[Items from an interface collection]
────
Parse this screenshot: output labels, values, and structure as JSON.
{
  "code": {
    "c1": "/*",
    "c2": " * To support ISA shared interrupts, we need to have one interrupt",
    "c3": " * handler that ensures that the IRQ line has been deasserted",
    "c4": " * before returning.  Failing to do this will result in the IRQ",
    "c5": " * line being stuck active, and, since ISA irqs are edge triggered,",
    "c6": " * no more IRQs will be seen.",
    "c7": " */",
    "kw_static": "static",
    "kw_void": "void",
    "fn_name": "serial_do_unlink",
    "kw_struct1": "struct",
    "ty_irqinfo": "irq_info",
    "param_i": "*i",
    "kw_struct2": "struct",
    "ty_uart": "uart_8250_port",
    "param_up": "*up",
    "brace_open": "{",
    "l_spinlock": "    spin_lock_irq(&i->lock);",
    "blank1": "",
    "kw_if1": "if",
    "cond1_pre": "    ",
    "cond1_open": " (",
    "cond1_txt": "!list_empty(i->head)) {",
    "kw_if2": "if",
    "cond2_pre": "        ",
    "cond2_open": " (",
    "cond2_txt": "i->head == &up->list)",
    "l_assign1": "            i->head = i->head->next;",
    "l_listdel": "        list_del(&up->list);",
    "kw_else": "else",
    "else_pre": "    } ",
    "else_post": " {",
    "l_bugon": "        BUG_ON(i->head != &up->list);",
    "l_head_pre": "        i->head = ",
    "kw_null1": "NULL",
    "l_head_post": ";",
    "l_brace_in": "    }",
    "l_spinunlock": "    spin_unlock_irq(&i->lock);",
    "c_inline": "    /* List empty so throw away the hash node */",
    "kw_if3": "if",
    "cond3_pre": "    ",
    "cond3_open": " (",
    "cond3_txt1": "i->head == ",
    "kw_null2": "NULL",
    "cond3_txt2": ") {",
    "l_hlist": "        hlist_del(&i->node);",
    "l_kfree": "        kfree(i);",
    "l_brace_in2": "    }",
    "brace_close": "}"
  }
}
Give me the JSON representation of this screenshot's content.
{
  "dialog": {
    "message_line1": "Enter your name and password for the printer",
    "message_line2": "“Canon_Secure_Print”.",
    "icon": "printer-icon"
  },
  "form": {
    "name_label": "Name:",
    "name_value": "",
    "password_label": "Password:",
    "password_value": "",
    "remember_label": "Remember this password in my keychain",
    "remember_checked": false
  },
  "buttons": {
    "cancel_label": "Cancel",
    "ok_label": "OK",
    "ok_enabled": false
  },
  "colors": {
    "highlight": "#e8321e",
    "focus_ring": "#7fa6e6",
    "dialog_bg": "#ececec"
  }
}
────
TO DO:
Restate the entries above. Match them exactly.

TASK SOLUTION:
Parse this screenshot: output labels, values, and structure as JSON.
{
  "code": {
    "c1": "/*",
    "c2": " * To support ISA shared interrupts, we need to have one interrupt",
    "c3": " * handler that ensures that the IRQ line has been deasserted",
    "c4": " * before returning.  Failing to do this will result in the IRQ",
    "c5": " * line being stuck active, and, since ISA irqs are edge triggered,",
    "c6": " * no more IRQs will be seen.",
    "c7": " */",
    "kw_static": "static",
    "kw_void": "void",
    "fn_name": "serial_do_unlink",
    "kw_struct1": "struct",
    "ty_irqinfo": "irq_info",
    "param_i": "*i",
    "kw_struct2": "struct",
    "ty_uart": "uart_8250_port",
    "param_up": "*up",
    "brace_open": "{",
    "l_spinlock": "    spin_lock_irq(&i->lock);",
    "blank1": "",
    "kw_if1": "if",
    "cond1_pre": "    ",
    "cond1_open": " (",
    "cond1_txt": "!list_empty(i->head)) {",
    "kw_if2": "if",
    "cond2_pre": "        ",
    "cond2_open": " (",
    "cond2_txt": "i->head == &up->list)",
    "l_assign1": "            i->head = i->head->next;",
    "l_listdel": "        list_del(&up->list);",
    "kw_else": "else",
    "else_pre": "    } ",
    "else_post": " {",
    "l_bugon": "        BUG_ON(i->head != &up->list);",
    "l_head_pre": "        i->head = ",
    "kw_null1": "NULL",
    "l_head_post": ";",
    "l_brace_in": "    }",
    "l_spinunlock": "    spin_unlock_irq(&i->lock);",
    "c_inline": "    /* List empty so throw away the hash node */",
    "kw_if3": "if",
    "cond3_pre": "    ",
    "cond3_open": " (",
    "cond3_txt1": "i->head == ",
    "kw_null2": "NULL",
    "cond3_txt2": ") {",
    "l_hlist": "        hlist_del(&i->node);",
    "l_kfree": "        kfree(i);",
    "l_brace_in2": "    }",
    "brace_close": "}"
  }
}
Give me the JSON representation of this screenshot's content.
{
  "dialog": {
    "message_line1": "Enter your name and password for the printer",
    "message_line2": "“Canon_Secure_Print”.",
    "icon": "printer-icon"
  },
  "form": {
    "name_label": "Name:",
    "name_value": "",
    "password_label": "Password:",
    "password_value": "",
    "remember_label": "Remember this password in my keychain",
    "remember_checked": false
  },
  "buttons": {
    "cancel_label": "Cancel",
    "ok_label": "OK",
    "ok_enabled": false
  },
  "colors": {
    "highlight": "#e8321e",
    "focus_ring": "#7fa6e6",
    "dialog_bg": "#ececec"
  }
}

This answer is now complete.